● Exercise instructions
Using the data below, tally the lines that include the string "Decrease". Only the number is wanted.
*** Opening Source information ***
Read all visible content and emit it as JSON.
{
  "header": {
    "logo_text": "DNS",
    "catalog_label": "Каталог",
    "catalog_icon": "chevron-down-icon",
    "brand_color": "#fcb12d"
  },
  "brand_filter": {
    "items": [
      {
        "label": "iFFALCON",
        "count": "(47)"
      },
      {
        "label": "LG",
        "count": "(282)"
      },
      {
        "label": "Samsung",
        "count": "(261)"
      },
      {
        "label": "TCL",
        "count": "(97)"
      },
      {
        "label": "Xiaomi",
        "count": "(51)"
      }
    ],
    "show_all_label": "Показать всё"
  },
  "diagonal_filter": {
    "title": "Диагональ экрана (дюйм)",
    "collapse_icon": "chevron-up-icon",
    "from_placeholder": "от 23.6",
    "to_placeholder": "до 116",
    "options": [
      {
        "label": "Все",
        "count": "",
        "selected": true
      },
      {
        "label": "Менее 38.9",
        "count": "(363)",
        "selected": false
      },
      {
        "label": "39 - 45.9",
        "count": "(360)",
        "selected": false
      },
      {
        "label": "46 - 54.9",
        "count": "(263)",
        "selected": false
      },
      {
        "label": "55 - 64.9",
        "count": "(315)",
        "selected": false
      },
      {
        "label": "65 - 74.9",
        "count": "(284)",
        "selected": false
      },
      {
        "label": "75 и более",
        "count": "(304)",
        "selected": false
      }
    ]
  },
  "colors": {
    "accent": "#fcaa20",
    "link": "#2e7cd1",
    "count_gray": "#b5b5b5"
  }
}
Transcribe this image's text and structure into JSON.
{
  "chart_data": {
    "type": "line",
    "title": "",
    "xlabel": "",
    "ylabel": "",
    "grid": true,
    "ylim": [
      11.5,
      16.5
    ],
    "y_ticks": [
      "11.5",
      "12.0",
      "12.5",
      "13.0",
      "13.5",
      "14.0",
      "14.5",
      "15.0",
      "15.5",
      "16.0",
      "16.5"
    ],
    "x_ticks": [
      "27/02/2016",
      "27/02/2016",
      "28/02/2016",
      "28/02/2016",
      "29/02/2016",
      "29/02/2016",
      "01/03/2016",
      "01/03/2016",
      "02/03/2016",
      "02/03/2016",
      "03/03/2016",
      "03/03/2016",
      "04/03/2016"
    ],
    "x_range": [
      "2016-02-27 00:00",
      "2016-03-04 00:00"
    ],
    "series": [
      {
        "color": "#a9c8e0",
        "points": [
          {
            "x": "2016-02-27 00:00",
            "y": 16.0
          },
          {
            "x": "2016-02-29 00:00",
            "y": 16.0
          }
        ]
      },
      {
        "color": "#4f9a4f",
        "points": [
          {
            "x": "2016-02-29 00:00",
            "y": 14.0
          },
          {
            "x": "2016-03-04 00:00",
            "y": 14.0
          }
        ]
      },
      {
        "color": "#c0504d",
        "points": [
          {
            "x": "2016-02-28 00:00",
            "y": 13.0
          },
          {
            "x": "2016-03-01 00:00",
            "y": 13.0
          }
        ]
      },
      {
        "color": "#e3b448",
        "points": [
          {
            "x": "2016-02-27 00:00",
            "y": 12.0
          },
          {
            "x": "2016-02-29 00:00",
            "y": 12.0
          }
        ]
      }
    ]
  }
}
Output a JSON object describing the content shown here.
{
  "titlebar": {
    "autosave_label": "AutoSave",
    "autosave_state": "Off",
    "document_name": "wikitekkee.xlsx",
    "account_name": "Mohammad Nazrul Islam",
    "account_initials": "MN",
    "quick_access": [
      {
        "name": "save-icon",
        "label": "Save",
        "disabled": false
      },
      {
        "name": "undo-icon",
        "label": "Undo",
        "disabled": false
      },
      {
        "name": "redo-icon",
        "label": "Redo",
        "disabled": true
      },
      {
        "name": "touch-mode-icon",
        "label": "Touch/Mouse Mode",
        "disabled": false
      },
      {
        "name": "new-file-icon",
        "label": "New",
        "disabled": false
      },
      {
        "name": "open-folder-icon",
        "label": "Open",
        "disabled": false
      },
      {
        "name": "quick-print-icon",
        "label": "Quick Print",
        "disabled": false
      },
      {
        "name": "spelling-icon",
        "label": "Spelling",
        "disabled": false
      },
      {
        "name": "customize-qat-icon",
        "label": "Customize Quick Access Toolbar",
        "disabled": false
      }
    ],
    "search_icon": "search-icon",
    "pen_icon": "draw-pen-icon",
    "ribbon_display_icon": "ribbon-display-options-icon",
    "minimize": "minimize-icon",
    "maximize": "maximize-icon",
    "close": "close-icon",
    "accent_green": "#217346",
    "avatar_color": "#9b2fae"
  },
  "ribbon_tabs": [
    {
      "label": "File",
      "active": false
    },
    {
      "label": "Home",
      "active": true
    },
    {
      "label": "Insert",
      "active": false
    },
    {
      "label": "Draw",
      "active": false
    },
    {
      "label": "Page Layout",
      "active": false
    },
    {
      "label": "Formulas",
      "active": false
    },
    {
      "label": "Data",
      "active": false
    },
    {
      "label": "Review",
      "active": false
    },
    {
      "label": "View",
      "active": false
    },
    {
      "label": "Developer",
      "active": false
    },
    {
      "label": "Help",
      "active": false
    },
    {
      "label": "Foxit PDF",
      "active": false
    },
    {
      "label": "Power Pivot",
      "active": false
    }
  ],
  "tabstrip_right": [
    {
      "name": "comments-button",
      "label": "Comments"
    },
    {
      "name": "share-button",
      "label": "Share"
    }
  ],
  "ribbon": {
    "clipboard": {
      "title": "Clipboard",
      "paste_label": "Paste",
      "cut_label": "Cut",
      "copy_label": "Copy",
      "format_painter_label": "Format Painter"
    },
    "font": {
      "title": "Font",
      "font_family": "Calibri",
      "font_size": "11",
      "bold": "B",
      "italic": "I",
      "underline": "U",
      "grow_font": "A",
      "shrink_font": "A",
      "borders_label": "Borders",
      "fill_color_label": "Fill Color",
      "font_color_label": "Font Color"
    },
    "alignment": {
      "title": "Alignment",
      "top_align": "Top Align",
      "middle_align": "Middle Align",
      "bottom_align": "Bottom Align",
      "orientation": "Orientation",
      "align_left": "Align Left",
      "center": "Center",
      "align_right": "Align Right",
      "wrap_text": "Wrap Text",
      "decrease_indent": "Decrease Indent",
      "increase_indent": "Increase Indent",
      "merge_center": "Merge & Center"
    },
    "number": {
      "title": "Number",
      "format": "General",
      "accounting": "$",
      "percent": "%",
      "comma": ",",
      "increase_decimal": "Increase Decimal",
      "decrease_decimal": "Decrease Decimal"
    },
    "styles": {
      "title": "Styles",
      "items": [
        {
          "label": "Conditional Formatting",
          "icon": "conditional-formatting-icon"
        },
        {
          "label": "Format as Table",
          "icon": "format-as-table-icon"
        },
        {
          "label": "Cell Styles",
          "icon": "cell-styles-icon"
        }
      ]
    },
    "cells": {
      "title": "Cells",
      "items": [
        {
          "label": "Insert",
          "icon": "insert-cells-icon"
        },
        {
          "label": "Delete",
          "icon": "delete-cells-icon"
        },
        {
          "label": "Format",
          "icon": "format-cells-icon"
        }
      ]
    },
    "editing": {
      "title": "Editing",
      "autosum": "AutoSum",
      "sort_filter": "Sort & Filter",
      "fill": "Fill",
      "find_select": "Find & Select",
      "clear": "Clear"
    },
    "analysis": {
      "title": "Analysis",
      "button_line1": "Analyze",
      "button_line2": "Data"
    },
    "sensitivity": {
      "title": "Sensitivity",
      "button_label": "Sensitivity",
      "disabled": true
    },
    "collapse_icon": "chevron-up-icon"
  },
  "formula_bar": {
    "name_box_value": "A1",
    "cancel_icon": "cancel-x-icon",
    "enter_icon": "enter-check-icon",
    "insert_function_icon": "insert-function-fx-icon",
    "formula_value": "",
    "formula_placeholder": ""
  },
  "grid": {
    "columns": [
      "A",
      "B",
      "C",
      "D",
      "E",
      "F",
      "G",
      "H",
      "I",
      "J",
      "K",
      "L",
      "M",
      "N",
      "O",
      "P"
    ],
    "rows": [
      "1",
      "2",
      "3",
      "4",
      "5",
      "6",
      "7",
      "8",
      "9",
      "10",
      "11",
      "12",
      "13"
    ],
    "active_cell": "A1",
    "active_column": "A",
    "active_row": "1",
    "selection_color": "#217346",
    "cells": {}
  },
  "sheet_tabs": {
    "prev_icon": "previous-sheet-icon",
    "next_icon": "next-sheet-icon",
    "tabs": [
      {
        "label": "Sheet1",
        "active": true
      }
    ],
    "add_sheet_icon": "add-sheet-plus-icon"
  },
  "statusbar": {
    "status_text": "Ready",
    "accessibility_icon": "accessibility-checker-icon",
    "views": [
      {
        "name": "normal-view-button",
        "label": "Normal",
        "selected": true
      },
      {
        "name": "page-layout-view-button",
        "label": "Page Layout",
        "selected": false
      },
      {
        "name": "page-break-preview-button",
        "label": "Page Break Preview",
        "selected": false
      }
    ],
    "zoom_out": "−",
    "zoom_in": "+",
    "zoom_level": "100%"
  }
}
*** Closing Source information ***
● Answer box
2